(App and web page records)
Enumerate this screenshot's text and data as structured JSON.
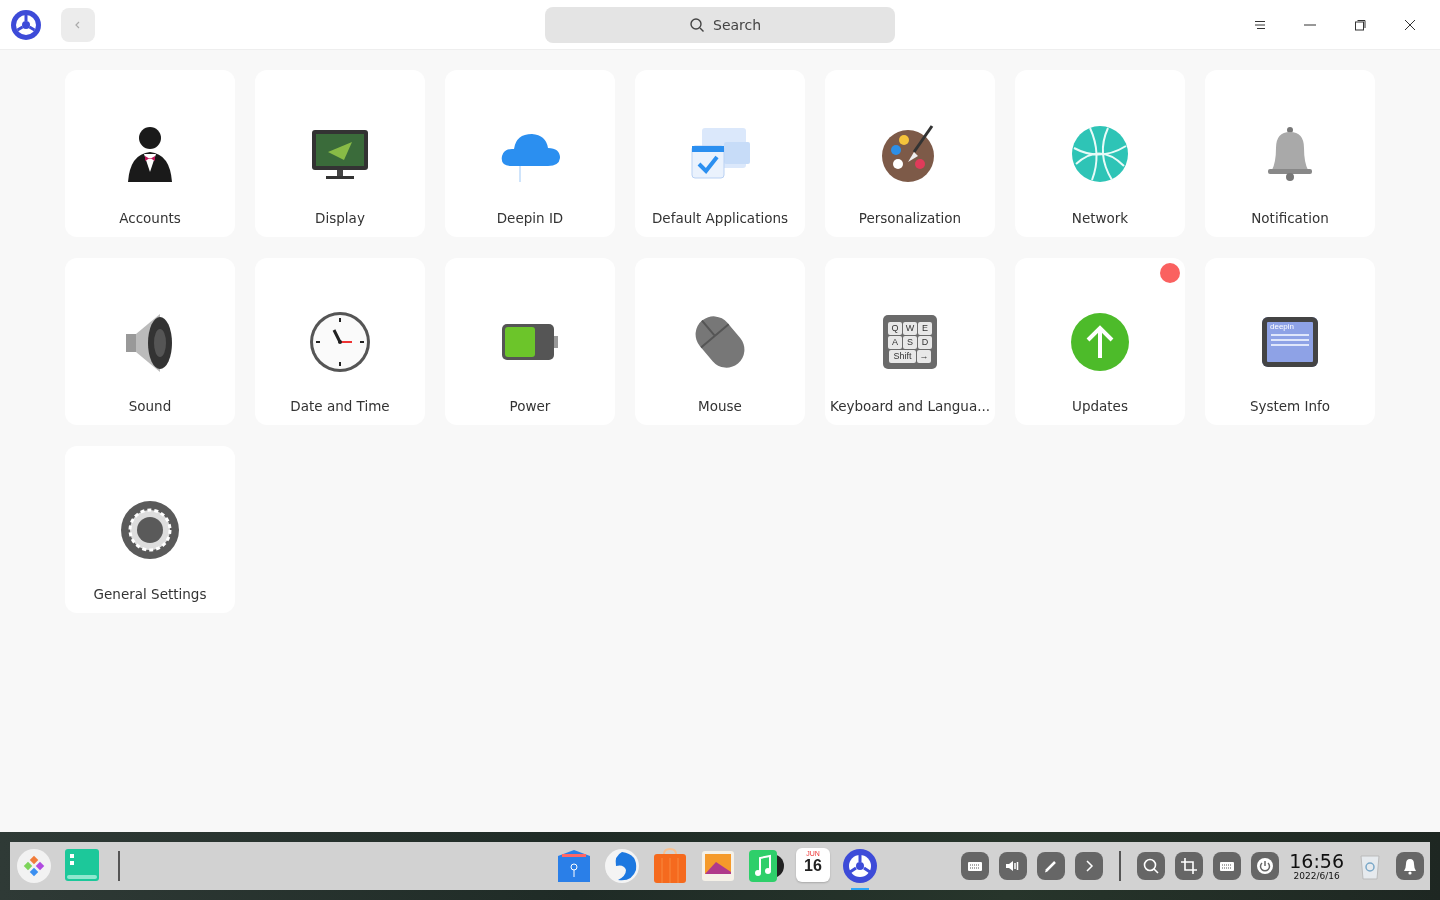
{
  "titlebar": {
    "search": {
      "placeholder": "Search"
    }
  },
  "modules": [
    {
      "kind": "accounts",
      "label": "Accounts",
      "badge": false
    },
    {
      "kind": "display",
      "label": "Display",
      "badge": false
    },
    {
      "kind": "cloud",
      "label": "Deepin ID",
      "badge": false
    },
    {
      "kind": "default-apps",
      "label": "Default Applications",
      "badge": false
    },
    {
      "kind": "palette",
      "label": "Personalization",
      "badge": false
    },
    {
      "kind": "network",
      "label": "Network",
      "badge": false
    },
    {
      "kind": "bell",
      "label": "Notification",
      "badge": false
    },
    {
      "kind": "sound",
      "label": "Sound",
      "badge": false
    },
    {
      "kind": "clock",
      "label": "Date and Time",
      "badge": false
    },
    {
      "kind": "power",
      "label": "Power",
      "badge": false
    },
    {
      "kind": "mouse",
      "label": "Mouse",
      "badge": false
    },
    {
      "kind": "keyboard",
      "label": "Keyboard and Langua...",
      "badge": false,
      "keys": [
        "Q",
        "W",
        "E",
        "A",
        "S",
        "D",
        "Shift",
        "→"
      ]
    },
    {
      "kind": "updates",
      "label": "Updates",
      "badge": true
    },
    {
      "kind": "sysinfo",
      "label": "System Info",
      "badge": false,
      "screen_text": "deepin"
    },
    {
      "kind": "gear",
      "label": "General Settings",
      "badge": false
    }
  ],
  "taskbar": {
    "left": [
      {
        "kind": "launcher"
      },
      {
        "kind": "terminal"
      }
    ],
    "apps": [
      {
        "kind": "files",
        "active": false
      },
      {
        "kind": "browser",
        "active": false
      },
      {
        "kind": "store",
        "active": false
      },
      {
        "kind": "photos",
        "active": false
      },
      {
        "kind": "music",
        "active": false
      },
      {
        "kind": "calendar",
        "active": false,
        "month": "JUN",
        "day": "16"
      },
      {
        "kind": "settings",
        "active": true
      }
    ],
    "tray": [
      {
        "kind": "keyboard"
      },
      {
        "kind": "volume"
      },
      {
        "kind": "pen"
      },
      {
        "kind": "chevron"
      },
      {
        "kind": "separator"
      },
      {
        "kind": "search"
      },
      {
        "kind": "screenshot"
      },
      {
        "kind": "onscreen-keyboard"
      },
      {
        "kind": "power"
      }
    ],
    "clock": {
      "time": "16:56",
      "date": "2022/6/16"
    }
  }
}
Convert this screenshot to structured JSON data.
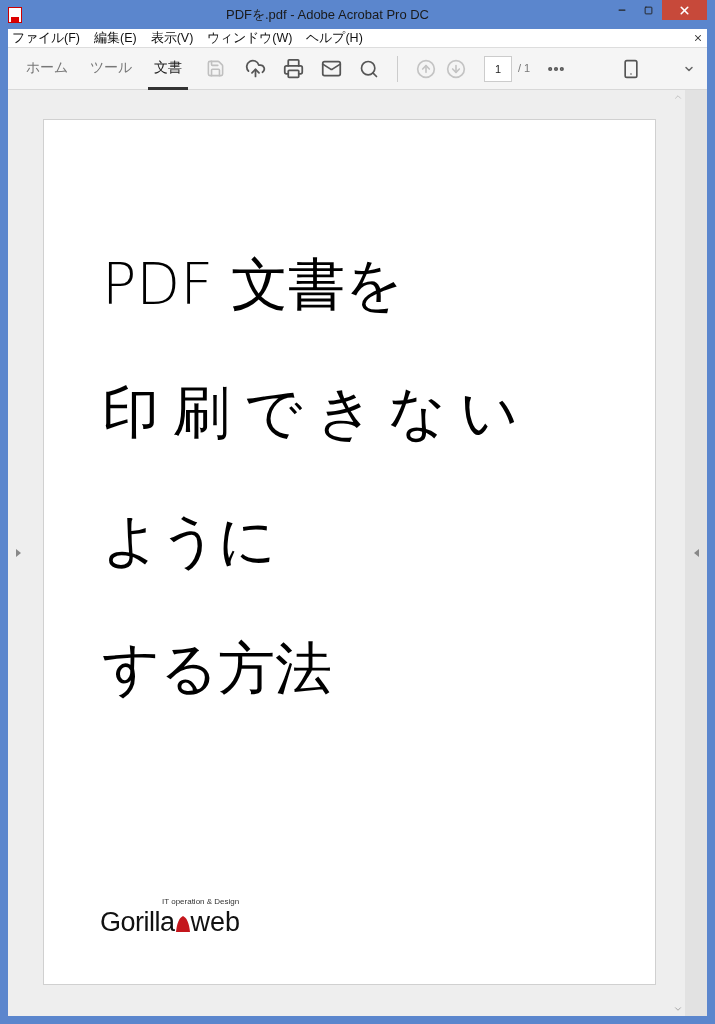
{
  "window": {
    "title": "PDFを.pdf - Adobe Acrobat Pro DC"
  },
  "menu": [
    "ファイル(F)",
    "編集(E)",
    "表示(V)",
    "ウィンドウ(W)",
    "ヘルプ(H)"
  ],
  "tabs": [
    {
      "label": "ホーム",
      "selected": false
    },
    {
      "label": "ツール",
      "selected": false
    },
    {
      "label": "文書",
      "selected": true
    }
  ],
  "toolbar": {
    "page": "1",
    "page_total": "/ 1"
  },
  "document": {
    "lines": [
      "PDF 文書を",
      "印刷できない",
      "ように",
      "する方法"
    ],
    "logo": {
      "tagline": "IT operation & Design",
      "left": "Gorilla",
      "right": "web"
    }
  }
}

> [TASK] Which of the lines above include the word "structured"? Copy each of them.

> [WRITTEN ANSWER]
Enumerate this screenshot's text and data as structured JSON.
Convert this screenshot to structured JSON data.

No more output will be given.